[Items from an interface collection]
------------------------

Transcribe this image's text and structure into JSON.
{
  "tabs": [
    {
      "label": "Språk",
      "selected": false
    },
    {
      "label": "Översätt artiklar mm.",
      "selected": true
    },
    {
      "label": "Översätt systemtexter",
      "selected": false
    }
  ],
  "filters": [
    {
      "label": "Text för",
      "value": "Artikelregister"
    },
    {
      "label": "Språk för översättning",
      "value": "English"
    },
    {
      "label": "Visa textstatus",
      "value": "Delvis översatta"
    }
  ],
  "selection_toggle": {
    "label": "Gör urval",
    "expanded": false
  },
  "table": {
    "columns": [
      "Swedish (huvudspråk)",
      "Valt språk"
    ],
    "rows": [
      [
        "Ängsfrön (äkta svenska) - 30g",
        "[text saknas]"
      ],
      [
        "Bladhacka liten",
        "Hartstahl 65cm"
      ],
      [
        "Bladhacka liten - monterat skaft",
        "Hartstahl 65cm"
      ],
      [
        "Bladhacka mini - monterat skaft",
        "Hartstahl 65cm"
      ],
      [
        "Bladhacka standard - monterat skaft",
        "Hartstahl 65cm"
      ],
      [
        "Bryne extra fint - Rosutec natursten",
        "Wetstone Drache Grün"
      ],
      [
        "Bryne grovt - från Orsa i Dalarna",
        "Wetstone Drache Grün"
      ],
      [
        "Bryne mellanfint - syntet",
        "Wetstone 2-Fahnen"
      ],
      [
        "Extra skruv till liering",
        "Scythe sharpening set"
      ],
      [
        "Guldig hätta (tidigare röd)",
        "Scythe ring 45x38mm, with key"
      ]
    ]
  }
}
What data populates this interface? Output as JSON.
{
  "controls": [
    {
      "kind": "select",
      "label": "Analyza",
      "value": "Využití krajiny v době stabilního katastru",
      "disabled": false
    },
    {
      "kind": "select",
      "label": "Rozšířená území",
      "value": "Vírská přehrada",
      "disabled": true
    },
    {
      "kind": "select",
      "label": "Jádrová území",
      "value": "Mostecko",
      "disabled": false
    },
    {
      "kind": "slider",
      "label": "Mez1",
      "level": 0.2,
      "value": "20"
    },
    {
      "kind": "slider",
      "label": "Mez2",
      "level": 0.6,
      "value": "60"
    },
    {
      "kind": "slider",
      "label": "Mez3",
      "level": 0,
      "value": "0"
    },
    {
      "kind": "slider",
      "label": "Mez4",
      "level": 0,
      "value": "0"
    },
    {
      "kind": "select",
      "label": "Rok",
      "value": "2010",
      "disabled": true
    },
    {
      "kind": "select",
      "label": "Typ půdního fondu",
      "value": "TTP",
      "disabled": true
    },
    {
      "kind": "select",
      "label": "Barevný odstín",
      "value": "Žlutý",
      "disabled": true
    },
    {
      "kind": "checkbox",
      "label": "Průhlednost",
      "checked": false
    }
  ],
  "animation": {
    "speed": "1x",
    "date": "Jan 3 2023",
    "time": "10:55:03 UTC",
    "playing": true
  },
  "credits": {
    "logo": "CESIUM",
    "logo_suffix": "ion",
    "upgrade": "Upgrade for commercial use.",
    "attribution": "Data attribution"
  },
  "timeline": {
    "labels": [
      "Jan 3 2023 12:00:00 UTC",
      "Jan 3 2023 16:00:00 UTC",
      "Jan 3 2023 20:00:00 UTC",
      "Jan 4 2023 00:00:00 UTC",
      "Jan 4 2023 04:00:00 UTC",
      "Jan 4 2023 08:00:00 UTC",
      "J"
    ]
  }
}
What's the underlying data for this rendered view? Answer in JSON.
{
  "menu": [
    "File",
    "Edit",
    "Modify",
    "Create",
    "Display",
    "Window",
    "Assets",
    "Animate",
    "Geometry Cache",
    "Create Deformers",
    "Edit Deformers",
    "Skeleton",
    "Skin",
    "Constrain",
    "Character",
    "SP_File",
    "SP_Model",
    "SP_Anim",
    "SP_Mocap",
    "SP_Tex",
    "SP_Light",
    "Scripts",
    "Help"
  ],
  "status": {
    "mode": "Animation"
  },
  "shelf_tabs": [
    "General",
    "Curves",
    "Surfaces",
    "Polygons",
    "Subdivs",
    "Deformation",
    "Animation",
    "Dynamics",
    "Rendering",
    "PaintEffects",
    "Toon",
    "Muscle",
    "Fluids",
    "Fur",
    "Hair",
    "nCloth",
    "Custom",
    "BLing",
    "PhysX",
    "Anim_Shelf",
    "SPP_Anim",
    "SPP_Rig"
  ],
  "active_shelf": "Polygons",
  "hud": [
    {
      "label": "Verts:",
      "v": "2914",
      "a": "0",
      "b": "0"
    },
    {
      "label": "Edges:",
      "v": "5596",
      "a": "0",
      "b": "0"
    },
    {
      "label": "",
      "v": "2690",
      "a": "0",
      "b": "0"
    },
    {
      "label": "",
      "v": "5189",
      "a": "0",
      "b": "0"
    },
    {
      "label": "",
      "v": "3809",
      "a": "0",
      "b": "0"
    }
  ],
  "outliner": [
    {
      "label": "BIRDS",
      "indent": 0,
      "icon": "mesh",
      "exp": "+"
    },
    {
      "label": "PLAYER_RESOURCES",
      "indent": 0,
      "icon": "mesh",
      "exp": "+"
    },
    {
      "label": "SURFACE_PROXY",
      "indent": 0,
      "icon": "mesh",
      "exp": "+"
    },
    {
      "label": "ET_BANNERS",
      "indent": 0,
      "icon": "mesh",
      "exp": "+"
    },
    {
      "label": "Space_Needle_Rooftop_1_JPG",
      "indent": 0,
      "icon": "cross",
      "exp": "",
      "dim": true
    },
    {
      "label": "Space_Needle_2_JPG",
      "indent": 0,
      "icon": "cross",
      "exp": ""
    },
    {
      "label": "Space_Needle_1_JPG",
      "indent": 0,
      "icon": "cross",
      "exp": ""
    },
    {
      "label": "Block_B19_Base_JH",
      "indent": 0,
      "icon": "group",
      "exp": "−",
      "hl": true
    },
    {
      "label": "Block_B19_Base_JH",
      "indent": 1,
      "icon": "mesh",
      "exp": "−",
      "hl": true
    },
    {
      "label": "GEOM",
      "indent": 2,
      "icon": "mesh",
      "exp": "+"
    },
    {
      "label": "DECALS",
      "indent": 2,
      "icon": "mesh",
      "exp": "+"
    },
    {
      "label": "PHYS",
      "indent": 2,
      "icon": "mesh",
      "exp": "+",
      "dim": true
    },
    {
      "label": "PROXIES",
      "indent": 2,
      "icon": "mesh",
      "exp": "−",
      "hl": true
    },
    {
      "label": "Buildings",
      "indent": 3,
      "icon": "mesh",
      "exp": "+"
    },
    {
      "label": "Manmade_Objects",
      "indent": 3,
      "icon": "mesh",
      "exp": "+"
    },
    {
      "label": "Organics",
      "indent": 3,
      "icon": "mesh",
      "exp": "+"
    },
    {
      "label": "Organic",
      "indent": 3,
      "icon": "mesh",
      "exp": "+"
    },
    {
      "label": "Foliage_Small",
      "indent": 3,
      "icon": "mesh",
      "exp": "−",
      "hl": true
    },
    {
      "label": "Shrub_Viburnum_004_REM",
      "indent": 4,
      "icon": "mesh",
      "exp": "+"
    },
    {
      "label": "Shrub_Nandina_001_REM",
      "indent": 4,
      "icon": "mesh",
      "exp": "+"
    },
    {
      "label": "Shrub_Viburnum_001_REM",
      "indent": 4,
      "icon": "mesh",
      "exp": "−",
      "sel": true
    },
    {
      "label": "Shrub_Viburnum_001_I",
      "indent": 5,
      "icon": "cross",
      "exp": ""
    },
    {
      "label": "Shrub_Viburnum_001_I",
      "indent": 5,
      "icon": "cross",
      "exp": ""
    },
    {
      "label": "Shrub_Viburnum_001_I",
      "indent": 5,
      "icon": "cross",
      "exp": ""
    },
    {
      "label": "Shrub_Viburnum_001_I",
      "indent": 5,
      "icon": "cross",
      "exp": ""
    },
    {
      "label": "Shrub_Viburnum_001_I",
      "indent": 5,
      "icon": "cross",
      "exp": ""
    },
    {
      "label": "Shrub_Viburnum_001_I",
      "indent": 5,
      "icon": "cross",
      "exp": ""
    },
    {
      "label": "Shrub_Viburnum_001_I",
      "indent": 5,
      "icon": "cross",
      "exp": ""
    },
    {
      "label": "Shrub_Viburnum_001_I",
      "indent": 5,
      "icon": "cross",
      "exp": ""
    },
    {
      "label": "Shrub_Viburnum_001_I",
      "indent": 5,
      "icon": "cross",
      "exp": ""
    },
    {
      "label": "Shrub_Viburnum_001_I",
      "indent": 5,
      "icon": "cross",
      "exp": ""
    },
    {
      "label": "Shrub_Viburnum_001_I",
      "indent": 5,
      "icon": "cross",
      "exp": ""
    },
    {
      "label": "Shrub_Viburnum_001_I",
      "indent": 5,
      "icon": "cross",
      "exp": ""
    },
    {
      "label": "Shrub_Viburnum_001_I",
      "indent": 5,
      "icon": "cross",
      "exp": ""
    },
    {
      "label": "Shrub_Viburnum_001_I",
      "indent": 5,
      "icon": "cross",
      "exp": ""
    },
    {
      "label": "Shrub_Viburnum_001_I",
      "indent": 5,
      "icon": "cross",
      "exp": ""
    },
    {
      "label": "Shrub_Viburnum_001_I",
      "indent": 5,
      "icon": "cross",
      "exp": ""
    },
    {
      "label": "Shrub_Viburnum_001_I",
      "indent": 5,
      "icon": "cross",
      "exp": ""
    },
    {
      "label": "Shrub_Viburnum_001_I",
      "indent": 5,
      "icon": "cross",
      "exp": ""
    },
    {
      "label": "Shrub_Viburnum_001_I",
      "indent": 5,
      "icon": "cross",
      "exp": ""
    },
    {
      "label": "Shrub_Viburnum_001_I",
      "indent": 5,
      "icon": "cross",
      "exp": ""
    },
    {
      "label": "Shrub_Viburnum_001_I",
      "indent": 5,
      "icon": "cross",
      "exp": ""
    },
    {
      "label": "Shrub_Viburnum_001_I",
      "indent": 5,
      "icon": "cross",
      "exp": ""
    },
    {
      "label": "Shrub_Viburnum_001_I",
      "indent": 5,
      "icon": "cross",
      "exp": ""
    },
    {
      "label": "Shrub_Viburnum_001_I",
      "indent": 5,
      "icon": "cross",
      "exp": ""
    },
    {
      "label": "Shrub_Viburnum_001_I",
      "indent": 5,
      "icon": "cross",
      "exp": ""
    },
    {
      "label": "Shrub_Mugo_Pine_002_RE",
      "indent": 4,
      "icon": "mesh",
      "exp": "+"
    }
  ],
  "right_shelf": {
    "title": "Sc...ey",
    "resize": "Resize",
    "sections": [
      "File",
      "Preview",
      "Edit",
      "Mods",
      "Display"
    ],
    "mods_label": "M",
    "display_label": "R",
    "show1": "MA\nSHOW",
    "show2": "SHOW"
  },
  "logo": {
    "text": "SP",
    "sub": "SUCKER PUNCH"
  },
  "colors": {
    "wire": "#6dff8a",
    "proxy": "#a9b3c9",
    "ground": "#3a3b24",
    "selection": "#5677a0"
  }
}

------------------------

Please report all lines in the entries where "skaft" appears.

** EXERCISE OUTPUT **
        "Bladhacka liten - monterat skaft",
        "Bladhacka mini - monterat skaft",
        "Bladhacka standard - monterat skaft",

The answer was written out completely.